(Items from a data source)
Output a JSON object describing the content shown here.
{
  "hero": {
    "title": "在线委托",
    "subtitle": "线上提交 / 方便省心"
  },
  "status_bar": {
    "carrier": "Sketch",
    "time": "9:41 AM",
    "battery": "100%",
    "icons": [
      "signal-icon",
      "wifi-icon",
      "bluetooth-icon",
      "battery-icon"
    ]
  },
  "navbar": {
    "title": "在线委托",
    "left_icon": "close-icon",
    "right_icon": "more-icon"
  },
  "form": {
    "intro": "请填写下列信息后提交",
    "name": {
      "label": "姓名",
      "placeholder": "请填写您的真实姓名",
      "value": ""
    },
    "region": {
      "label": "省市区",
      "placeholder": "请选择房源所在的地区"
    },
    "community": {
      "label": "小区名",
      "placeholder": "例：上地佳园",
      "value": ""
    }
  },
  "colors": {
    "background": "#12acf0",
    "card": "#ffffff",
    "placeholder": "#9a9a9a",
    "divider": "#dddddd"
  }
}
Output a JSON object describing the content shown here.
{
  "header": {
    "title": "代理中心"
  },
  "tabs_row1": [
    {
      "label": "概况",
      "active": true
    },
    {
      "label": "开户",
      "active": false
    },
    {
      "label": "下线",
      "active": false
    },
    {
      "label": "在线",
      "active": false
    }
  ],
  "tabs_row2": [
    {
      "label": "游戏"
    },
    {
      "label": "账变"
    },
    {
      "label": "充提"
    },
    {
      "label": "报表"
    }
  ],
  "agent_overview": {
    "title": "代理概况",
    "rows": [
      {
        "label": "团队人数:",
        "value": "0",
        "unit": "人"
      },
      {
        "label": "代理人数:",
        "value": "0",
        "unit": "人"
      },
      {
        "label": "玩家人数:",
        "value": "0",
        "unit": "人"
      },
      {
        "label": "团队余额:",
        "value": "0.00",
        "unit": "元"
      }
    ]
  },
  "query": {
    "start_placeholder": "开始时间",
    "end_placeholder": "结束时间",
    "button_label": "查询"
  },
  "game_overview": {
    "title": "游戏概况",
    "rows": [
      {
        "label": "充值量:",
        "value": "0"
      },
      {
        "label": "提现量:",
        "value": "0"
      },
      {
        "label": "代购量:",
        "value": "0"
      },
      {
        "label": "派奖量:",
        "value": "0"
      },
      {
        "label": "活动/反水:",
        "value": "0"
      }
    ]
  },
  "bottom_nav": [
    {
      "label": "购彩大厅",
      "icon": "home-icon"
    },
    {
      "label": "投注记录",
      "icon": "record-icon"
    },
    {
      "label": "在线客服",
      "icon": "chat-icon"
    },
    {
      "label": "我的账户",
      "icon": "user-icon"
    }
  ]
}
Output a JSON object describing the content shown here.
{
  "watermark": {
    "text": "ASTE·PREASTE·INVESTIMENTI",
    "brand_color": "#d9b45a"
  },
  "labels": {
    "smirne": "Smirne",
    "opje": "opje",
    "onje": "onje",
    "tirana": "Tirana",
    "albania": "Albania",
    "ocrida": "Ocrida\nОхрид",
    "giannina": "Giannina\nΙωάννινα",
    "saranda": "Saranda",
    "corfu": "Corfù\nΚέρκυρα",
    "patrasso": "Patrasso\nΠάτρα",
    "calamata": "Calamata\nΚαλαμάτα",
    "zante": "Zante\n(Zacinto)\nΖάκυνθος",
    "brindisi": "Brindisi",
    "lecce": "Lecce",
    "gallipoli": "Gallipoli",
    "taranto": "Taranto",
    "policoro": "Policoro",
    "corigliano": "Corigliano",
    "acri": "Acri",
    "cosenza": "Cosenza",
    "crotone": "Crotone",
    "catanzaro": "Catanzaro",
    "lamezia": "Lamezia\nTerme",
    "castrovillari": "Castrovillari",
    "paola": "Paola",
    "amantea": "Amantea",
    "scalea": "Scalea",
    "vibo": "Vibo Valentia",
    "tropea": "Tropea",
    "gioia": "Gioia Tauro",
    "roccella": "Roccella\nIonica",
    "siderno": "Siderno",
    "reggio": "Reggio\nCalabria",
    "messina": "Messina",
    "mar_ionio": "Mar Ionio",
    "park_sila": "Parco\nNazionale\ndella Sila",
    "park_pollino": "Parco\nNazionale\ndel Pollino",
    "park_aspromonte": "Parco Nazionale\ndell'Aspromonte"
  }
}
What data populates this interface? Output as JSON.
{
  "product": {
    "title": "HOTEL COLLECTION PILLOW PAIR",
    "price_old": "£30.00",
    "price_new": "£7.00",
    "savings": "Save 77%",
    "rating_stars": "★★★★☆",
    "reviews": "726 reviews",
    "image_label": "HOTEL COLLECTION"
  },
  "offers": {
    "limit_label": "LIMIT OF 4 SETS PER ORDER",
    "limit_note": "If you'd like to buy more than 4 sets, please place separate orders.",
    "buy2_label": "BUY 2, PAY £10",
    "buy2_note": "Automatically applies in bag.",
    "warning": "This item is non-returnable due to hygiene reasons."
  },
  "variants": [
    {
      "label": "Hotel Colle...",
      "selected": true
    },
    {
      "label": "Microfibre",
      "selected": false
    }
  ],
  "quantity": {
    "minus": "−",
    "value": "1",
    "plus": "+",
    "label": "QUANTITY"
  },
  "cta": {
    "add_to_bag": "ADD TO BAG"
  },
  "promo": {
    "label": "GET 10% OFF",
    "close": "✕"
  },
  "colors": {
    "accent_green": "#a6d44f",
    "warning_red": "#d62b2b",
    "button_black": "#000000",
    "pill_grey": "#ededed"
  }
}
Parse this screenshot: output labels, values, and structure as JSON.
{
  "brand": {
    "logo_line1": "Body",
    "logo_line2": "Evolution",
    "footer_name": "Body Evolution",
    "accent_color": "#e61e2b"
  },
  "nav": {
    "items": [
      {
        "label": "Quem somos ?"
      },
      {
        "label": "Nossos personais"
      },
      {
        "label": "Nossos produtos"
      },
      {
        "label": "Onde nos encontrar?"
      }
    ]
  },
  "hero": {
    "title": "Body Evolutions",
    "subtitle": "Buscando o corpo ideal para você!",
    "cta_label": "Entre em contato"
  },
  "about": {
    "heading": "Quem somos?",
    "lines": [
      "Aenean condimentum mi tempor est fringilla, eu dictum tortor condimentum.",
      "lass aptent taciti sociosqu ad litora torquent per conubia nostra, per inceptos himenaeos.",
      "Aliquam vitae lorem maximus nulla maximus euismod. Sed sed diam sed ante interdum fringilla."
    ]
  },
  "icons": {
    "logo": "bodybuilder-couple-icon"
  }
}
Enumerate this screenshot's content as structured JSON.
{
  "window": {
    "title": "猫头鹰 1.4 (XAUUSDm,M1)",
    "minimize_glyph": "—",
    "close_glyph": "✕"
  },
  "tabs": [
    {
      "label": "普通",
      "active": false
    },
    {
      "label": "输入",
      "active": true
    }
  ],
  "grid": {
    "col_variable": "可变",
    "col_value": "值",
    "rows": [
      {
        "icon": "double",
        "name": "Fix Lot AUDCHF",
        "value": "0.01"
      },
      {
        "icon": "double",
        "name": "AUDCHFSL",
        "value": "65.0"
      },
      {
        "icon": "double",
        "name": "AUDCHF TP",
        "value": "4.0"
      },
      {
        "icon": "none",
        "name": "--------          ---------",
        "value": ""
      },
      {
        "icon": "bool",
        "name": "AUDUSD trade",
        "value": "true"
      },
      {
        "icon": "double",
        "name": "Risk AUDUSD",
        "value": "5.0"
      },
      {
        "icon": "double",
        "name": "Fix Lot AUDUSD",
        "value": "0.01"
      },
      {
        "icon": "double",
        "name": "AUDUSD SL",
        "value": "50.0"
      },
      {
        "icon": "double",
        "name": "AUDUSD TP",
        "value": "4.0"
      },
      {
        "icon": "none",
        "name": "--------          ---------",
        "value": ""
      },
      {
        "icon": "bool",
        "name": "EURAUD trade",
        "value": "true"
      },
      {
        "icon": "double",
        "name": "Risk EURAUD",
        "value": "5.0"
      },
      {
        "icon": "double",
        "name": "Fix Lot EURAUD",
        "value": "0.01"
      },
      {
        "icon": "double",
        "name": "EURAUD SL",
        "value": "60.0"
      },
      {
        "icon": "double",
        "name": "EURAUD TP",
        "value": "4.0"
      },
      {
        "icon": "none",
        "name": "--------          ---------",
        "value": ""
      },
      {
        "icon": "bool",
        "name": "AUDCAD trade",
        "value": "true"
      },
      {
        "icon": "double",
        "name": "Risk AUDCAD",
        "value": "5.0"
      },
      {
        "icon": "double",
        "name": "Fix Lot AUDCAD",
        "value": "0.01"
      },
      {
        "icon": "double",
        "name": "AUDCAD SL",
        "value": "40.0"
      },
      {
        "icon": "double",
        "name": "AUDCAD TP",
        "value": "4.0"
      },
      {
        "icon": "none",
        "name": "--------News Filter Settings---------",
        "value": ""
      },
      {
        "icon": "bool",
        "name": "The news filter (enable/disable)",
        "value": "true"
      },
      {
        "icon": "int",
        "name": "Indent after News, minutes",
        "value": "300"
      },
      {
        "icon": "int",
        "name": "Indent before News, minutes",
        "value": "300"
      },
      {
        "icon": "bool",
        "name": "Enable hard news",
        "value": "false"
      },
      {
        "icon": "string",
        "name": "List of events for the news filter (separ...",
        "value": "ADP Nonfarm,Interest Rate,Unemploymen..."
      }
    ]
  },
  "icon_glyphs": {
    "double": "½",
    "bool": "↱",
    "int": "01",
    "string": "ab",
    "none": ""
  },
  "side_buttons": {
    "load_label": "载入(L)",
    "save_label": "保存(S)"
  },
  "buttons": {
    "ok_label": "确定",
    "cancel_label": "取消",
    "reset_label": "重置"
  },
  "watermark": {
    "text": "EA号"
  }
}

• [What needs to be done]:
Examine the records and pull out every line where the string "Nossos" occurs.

• [Answer box]:
        "label": "Nossos personais"
        "label": "Nossos produtos"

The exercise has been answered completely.